Google Stadia in 4K might push you past your home-Internet data cap
Google Stadia will bring 4K game streaming to customers in November, but the new service could be costly for users who face home-Internet data caps and want to play games at the highest possible settings.
Google says you’ll need 35Mbps to play at maximum settings—that’s 4K resolution, high dynamic range (HDR), and 60 frames per second (fps) with 5.1 surround sound. As PC Gamer noted last week, that adds up to 15.75GB per hour, which would use up an entire 1TB monthly data allotment in 65 hours of game time.
Stadia will work at lower resolutions, with Google recommending 20Mbps for 1080p/60fps with 5.1 surround sound, and 10Mbps for 720p/60fps with stereo sound. That’s 9GB and 4.5GB per hour, respectively, potentially using up a 1TB data cap in 114 or 228 hours.
But Stadia’s actual data usage may end up being lower on average than the Google-supplied numbers. Netflix, for example, recommends a 25Mbps connection for 4K video even though its videos generally stream at about 15Mbps. Netflix’s recommendation accounts for the actual 4K stream plus a cushion to take care of your other Internet needs. Movies and TV are generally 24fps or 30fps instead of the 60fps that Google aims to deliver with Stadia game streaming.
We asked Google if 35Mbps is the actual amount that will be used by Stadia for 4K games or if that includes some extra bandwidth, but the company did not give us a clear answer. “They are recommended speeds” is all Google would tell us.
We also asked Google if it will provide options for disabling 4K to reduce data use. The company told us that Stadia “will have a tool to help gamers monitor and manage data usage.”
Stadia data needs
At its November launch, Stadia will cost $129.99 up front and $9.99 a month, in addition to individual game purchase costs. Later on, there will a paid subscription tier that doesn’t require the upfront purchase and a free tier that’s limited to 1080p.
There are reasons think that Stadia’s bandwidth requirements could vary quite a bit. For example, if a player’s character and objects on the screen move at extremely fast speeds, a game will use more data than it would at calmer moments when elements on the screen are mostly unchanging.
Video games might also have bigger data-usage spikes than movies or TV. For games, it will be more difficult to buffer content than it is with TV and movies because the game player’s actions determine what’s shown on screen next. It’s possible that 35Mbps will be what’s needed for peak data rates, with typical rates being less than that. Advances in streaming technology could also help control game-streaming data usage.
Watch out for data caps
Still, Stadia’s listed bandwidth requirements suggest it will require more data than 4K video, and this is something Internet users should consider if they face data caps. Karl Bode’s Vice story, “Google Stadia will reveal how stupid Internet data caps are,” is worth reading on this topic.

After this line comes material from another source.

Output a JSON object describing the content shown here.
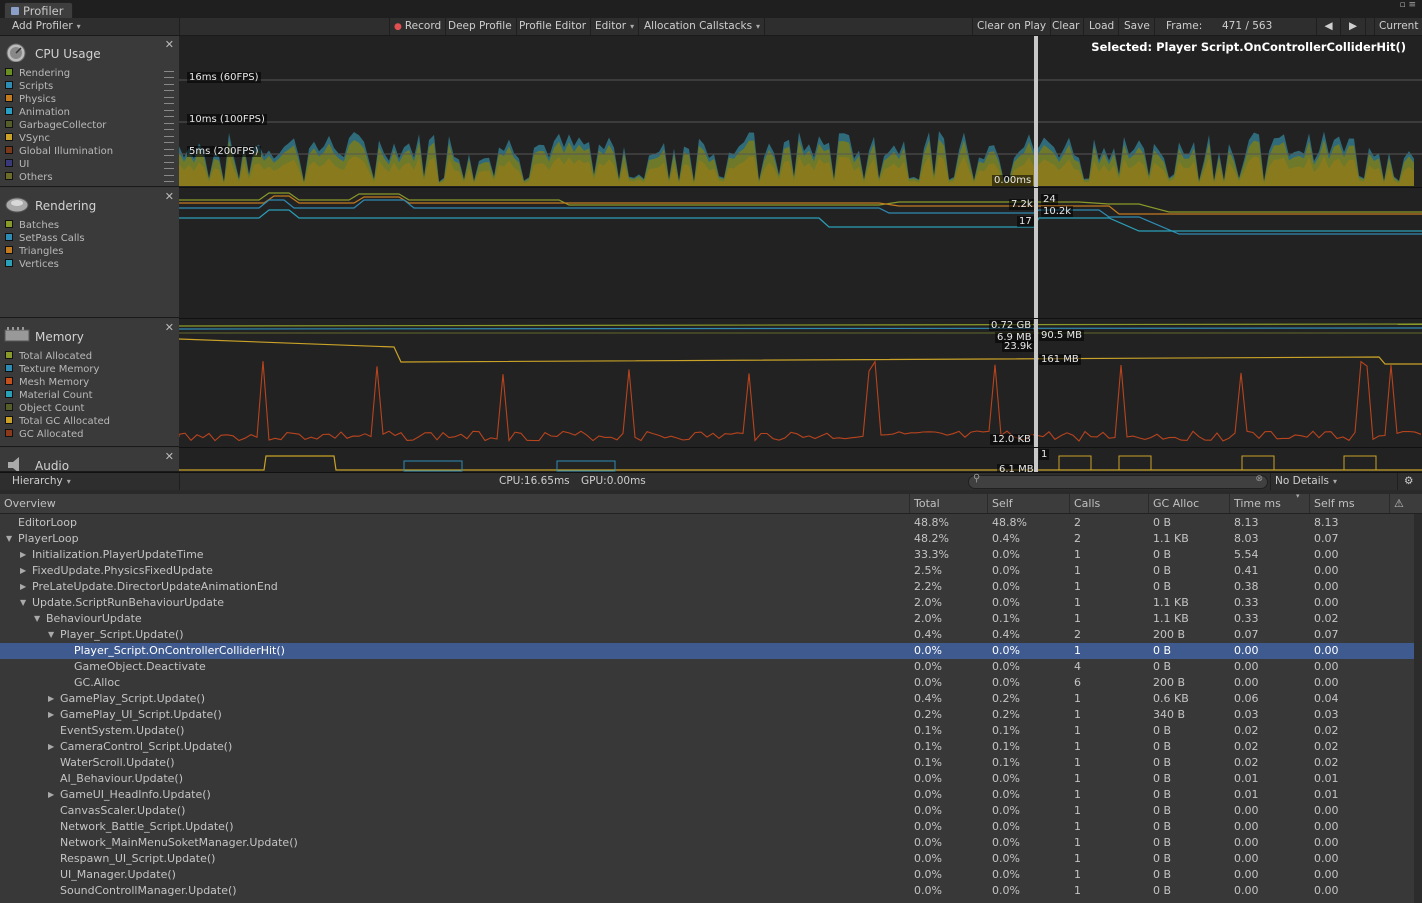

Comcast enforces a 1TB monthly cap throughout much of its US territory, and it charges an extra $10 for each additional block of 50GB, or $50 extra a month for unlimited data. AT&T, Cox, and other home Internet providers impose similar limits, though some major ISPs such as Verizon FiOS and Charter don’t charge data overage fees.
Comcast says its customers use a median of over 200GB a month, and industry research suggests that more than 4 percent of US cable customers use at least 1TB.
Monthly data caps accomplish little to nothing when it comes to managing network congestion, because what matters most with network congestion is heavy usage by many customers at specific, peak times, not each person’s total monthly usage. Still, limiting overall use may help ISPs delay capital upgrades, and the artificial scarcity created by data caps can be used by ISPs to their own financial advantage.
Most obviously, ISPs get more money when customers have to pay data overage charges or pay extra for unlimited data. But ISPs could also create their own game streaming services and exempt them from data caps while enforcing the caps when customers use rival gaming services. That would give customers a financial incentive to buy streaming services directly from their Internet providers instead of from different companies, even if the other companies’ services are better.
ISPs could also charge game-streaming companies for data-cap exemptions as part of zero-rating programs. The Obama-era Federal Communications Commission found that this kind of scheme violated the FCC’s net neutrality rules when AT&T and Verizon exempted their own video services from mobile data caps while charging other companies for the same data-cap exemptions.
But the Trump-era FCC quickly reversed this finding and later eliminated the net neutrality rules entirely. If ISPs throw up any roadblocks to game-streaming services, the current FCC leadership isn’t likely to do anything about it.